- INSTRUCTIONS FOR THE TASK
The full listing, minus its pictures, should be printed again exactly as it stands.

- DATA SHOWN
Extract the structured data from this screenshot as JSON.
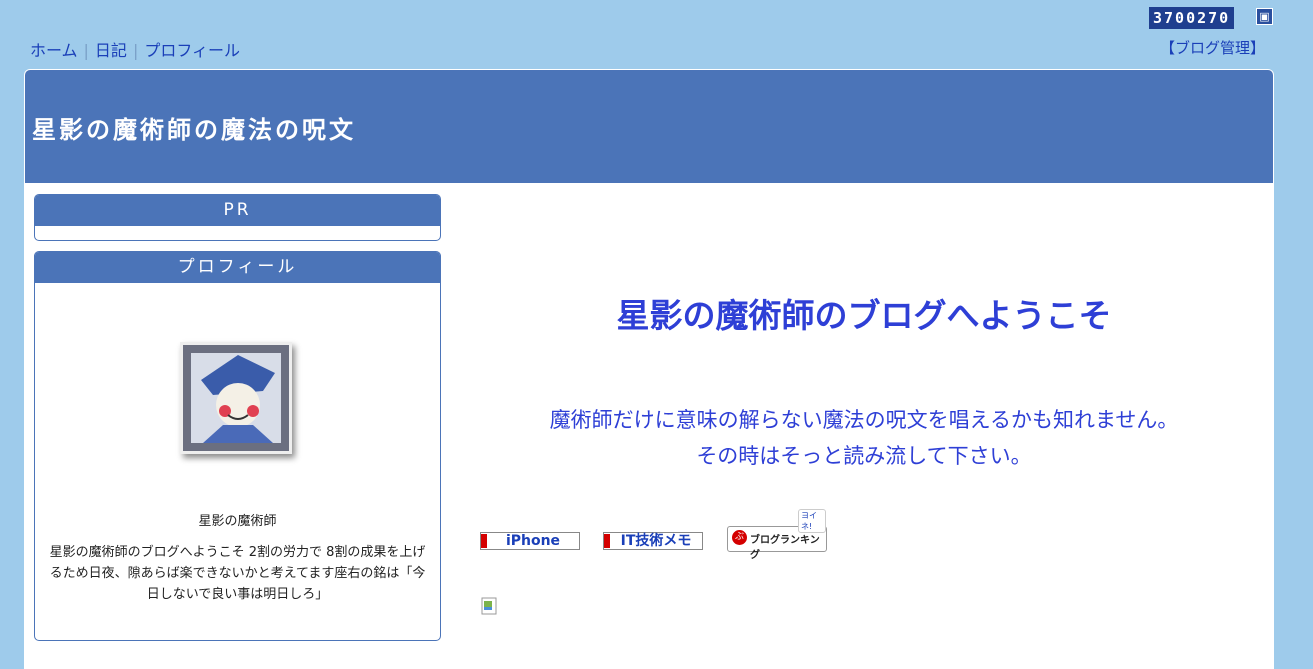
{
  "counter": {
    "value": "3700270"
  },
  "topnav": {
    "home": "ホーム",
    "diary": "日記",
    "profile": "プロフィール",
    "separator": "|"
  },
  "admin": {
    "label": "【ブログ管理】"
  },
  "header": {
    "title": "星影の魔術師の魔法の呪文"
  },
  "sidebar": {
    "pr_title": "PR",
    "profile_title": "プロフィール",
    "profile_name": "星影の魔術師",
    "profile_desc": "星影の魔術師のブログへようこそ 2割の労力で 8割の成果を上げるため日夜、隙あらば楽できないかと考えてます座右の銘は「今日しないで良い事は明日しろ」"
  },
  "main": {
    "welcome": "星影の魔術師のブログへようこそ",
    "intro_line1": "魔術師だけに意味の解らない魔法の呪文を唱えるかも知れません。",
    "intro_line2": "その時はそっと読み流して下さい。",
    "badge_iphone": "iPhone",
    "badge_it": "IT技術メモ",
    "ranking_tag": "ヨイネ!",
    "ranking_label": "ブログランキング"
  },
  "colors": {
    "background": "#9ecbeb",
    "header": "#4b74b8",
    "accent_text": "#2e3fd6",
    "link": "#1a3fb8"
  }
}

- EXERCISE ANSWER
Extract the structured data from this screenshot as JSON.
{
  "counter": {
    "value": "3700270"
  },
  "topnav": {
    "home": "ホーム",
    "diary": "日記",
    "profile": "プロフィール",
    "separator": "|"
  },
  "admin": {
    "label": "【ブログ管理】"
  },
  "header": {
    "title": "星影の魔術師の魔法の呪文"
  },
  "sidebar": {
    "pr_title": "PR",
    "profile_title": "プロフィール",
    "profile_name": "星影の魔術師",
    "profile_desc": "星影の魔術師のブログへようこそ 2割の労力で 8割の成果を上げるため日夜、隙あらば楽できないかと考えてます座右の銘は「今日しないで良い事は明日しろ」"
  },
  "main": {
    "welcome": "星影の魔術師のブログへようこそ",
    "intro_line1": "魔術師だけに意味の解らない魔法の呪文を唱えるかも知れません。",
    "intro_line2": "その時はそっと読み流して下さい。",
    "badge_iphone": "iPhone",
    "badge_it": "IT技術メモ",
    "ranking_tag": "ヨイネ!",
    "ranking_label": "ブログランキング"
  },
  "colors": {
    "background": "#9ecbeb",
    "header": "#4b74b8",
    "accent_text": "#2e3fd6",
    "link": "#1a3fb8"
  }
}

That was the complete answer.